**Problem statement:** Where a line of the entries holds the string "likes", copy that line.

**Entries shown:**

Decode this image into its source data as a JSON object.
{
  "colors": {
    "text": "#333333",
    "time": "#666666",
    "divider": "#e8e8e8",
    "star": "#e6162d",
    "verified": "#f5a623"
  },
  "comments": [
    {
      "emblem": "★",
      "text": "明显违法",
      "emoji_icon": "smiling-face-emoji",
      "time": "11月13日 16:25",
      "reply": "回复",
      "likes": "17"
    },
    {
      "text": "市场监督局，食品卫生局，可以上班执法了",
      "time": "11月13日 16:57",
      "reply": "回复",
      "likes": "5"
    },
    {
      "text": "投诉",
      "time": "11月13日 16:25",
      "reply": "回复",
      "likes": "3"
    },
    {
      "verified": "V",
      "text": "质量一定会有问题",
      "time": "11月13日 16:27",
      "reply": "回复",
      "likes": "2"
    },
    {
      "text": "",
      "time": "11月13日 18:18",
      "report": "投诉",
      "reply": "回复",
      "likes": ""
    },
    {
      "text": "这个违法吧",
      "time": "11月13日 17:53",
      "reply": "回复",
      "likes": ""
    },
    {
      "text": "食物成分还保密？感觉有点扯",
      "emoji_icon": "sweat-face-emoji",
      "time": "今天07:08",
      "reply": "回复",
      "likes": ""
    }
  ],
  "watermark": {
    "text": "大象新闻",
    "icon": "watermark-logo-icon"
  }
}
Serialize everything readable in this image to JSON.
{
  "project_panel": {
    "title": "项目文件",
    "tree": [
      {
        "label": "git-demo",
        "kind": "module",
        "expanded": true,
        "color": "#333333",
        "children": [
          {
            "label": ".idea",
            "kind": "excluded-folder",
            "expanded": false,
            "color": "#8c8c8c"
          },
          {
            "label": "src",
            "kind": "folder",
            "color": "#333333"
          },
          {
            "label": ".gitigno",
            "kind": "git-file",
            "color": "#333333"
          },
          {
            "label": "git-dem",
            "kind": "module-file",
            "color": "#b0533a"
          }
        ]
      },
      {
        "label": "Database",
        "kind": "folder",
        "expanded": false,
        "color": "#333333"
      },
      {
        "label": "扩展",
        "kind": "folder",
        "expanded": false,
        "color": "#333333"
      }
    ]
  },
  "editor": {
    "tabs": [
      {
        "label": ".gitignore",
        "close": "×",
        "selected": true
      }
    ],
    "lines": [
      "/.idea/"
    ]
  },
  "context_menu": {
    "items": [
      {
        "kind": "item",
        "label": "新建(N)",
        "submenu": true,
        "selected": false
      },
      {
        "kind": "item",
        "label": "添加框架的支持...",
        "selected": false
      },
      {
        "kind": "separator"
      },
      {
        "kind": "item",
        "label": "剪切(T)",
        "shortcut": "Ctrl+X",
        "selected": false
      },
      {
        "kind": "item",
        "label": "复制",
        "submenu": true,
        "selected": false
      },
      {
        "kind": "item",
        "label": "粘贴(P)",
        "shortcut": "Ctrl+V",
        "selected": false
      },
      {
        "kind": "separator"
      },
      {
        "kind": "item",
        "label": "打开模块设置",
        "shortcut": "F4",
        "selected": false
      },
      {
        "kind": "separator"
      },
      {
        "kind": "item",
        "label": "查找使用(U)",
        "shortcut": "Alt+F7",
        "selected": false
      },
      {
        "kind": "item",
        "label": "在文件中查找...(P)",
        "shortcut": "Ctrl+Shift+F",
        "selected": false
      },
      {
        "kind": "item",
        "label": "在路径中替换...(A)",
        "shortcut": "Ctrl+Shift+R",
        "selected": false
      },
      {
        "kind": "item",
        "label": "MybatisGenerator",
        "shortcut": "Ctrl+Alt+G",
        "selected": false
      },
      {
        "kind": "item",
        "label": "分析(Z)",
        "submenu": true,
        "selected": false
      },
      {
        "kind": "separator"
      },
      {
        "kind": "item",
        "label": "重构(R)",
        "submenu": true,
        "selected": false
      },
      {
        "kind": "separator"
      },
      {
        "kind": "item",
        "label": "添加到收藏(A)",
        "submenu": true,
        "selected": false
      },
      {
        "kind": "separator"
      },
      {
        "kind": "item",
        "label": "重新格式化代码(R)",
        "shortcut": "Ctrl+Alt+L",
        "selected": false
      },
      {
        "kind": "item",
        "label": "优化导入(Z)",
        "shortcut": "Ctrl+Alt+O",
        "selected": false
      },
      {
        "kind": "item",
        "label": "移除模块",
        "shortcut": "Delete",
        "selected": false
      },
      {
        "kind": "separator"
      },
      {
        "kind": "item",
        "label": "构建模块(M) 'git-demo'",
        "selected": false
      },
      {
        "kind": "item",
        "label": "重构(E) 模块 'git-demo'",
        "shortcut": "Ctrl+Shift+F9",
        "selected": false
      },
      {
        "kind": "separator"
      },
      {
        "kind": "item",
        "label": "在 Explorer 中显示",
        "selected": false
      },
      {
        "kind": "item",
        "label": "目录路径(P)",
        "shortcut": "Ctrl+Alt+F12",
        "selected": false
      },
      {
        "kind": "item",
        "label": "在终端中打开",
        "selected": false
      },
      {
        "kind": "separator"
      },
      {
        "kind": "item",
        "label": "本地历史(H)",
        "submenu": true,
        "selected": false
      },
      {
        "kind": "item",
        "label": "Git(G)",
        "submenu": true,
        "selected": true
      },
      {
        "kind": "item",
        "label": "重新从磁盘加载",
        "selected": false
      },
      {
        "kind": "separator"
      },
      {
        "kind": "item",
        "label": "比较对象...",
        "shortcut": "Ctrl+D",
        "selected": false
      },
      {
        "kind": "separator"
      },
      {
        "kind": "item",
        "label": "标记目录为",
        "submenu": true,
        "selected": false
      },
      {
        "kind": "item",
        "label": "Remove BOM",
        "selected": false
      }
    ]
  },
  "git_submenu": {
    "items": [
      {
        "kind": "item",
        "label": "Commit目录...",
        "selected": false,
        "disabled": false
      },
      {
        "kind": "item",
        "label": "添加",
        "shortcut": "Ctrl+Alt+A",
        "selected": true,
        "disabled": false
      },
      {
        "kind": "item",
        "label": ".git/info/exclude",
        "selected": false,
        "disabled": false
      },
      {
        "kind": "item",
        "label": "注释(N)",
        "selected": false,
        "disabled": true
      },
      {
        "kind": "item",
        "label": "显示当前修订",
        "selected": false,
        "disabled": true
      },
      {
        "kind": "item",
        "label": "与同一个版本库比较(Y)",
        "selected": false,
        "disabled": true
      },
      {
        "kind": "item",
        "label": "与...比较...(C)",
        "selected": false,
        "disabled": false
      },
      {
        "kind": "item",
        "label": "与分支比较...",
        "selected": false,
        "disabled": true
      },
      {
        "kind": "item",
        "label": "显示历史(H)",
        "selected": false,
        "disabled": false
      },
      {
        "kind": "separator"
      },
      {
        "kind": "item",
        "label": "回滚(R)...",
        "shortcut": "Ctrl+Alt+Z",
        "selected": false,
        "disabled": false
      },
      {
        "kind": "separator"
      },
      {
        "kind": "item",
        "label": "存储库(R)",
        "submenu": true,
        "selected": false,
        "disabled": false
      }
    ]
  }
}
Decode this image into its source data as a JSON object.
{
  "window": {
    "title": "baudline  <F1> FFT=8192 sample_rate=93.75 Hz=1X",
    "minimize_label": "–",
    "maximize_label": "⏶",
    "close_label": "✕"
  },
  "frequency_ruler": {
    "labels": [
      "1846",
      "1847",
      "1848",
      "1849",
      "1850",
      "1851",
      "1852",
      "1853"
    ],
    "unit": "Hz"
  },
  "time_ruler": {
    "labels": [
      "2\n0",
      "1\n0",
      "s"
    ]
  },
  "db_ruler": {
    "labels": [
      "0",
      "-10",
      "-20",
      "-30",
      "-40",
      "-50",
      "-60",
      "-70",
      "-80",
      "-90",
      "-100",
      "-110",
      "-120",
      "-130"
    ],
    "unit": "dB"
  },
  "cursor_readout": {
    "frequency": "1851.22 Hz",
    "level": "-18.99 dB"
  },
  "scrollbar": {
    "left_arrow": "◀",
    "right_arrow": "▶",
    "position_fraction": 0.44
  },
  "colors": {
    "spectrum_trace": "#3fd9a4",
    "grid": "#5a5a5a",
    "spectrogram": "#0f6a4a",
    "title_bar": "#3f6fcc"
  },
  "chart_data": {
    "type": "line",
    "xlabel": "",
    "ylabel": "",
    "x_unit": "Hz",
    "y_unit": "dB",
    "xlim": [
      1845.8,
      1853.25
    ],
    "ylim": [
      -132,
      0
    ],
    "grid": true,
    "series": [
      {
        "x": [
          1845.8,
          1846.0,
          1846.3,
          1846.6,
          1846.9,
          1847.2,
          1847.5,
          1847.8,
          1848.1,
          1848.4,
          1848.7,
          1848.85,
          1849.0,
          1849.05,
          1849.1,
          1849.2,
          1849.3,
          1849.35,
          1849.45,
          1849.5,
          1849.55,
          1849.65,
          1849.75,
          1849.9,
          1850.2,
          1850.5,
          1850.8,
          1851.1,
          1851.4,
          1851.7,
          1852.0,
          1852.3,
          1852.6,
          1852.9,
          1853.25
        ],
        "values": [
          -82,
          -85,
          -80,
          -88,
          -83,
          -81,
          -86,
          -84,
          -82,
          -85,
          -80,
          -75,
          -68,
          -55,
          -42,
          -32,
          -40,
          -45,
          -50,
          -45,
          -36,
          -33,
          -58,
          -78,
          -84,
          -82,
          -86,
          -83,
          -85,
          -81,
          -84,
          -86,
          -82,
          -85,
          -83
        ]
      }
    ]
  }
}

**Exercise output:**
      "likes": "17"
      "likes": "5"
      "likes": "3"
      "likes": "2"
      "likes": ""
      "likes": ""
      "likes": ""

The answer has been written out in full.